Maybe the present situation is incomparably more difficult for him, nevertheless a few kind words conveyed through the Hoffmanns would not have greatly distracted him.
I am afraid there is something behind it all. I am not to blame. Absolutely not.
Maybe it is another woman, not the Valkyrie - that would be hard to believe. But there are so many other women.
Is there any other explanation? I can’t find it.
God, I am afraid he won’t give me his answer today. If only somebody would help me - it is all so terribly depressing.
Perhaps my letter reached him at an inopportune moment. Perhaps I should not have written. Anyway, the uncertainty is more terrible than a sudden ending of it all.
I have made up my mind to take 35 pills this time, and it will be “dead certain.” If only he would let someone call.” ’
It is worth noting that as far back as 1949 a book appeared entitled The Diary of Eva Braun. This was edited by Alan F. Bartlett, and published by Aldus (republished by Spectrum in 2000). It was based on a typed manuscript, covering the years 1937-1944, that was given, apparently, by Eva Braun to Luis Trenker, a film-maker. Some discussion of this book can be found at the Axis History Forum. However, whereas biographers appear to take the 1935 diary fragment seriously, they rarely - if ever - mention the Bartlett book.
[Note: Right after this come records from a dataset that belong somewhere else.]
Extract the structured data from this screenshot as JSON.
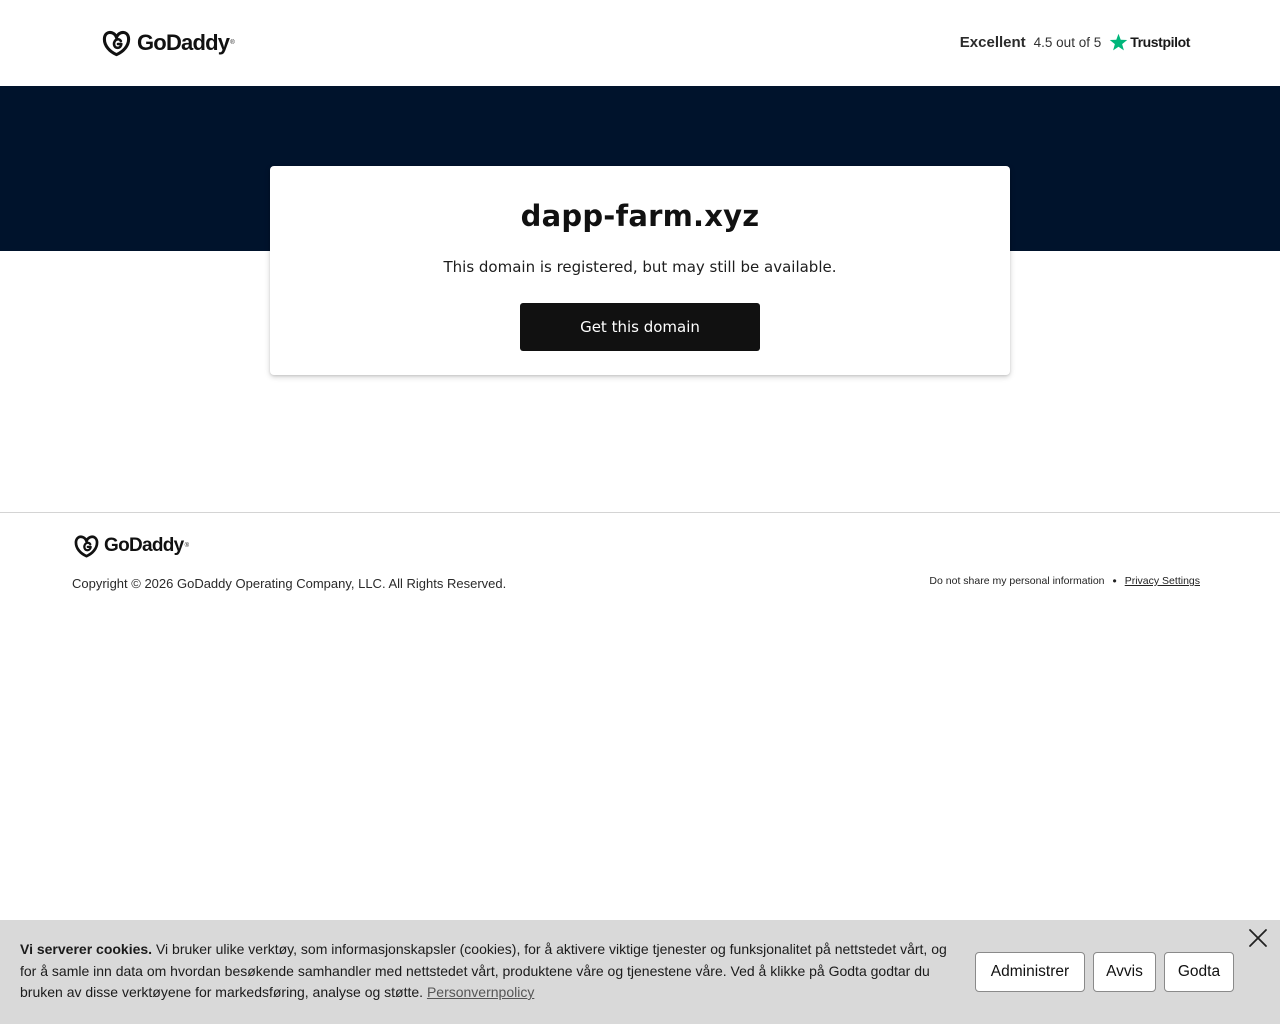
{
  "header": {
    "brand": "GoDaddy",
    "brand_mark": "®",
    "rating_label": "Excellent",
    "rating_score": "4.5 out of 5",
    "review_brand": "Trustpilot"
  },
  "main": {
    "domain": "dapp-farm.xyz",
    "status": "This domain is registered, but may still be available.",
    "cta_label": "Get this domain"
  },
  "footer": {
    "brand": "GoDaddy",
    "copyright": "Copyright © 2026 GoDaddy Operating Company, LLC. All Rights Reserved.",
    "do_not_share": "Do not share my personal information",
    "separator": "•",
    "privacy_settings": "Privacy Settings"
  },
  "cookie_banner": {
    "heading": "Vi serverer cookies.",
    "body": " Vi bruker ulike verktøy, som informasjonskapsler (cookies), for å aktivere viktige tjenester og funksjonalitet på nettstedet vårt, og for å samle inn data om hvordan besøkende samhandler med nettstedet vårt, produktene våre og tjenestene våre. Ved å klikke på Godta godtar du bruken av disse verktøyene for markedsføring, analyse og støtte. ",
    "policy_link": "Personvernpolicy",
    "manage_label": "Administrer",
    "reject_label": "Avvis",
    "accept_label": "Godta"
  },
  "icons": {
    "logo": "godaddy-logo-icon",
    "star": "trustpilot-star-icon",
    "close": "close-icon"
  },
  "colors": {
    "hero": "#00132c",
    "button": "#111111",
    "trustpilot_star": "#00b67a",
    "banner": "#d9d9d9"
  }
}
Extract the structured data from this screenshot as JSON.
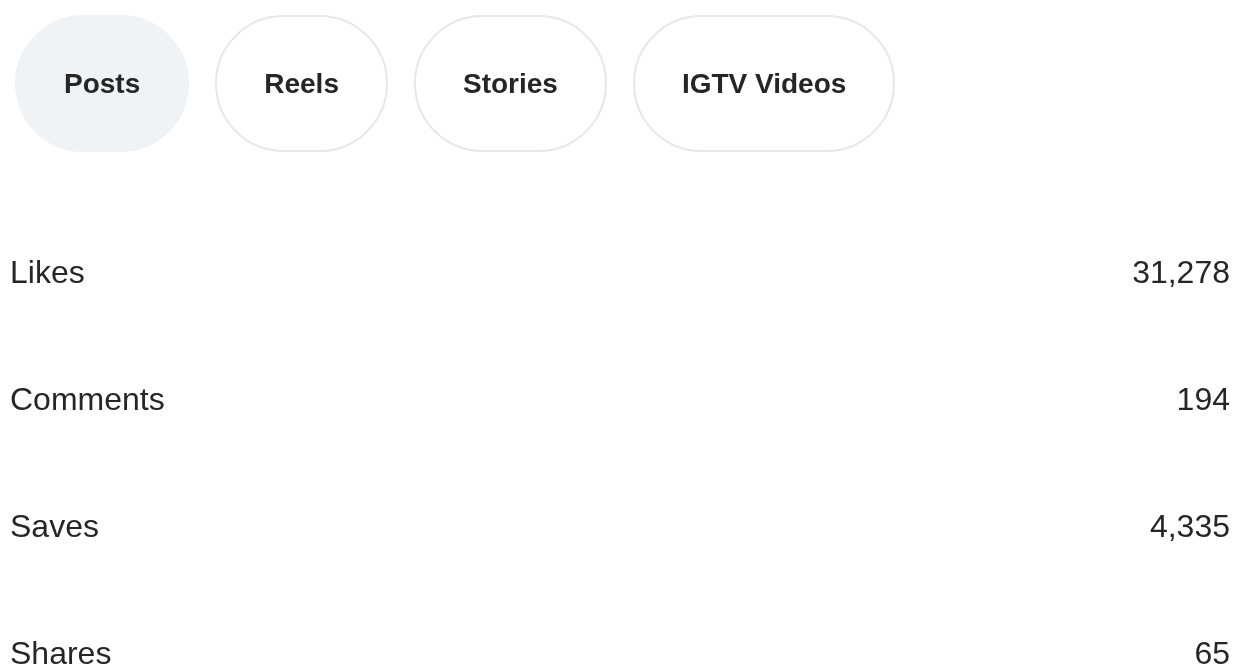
{
  "tabs": [
    {
      "label": "Posts",
      "selected": true
    },
    {
      "label": "Reels",
      "selected": false
    },
    {
      "label": "Stories",
      "selected": false
    },
    {
      "label": "IGTV Videos",
      "selected": false
    }
  ],
  "metrics": [
    {
      "label": "Likes",
      "value": "31,278"
    },
    {
      "label": "Comments",
      "value": "194"
    },
    {
      "label": "Saves",
      "value": "4,335"
    },
    {
      "label": "Shares",
      "value": "65"
    }
  ]
}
Finally, there is another - and major - diary source for information about Eva Braun - the published diaries of Joseph Goebbels. He committed suicide, with his wife, (after killing all six of his children), a day after the Hitlers, on 1 May 1945. Extracts from Goebbels’s diaries have already appeared in The Diary Review - see The Reichstag on fire - but more will follow tomorrow, on the 70th anniversary of his death.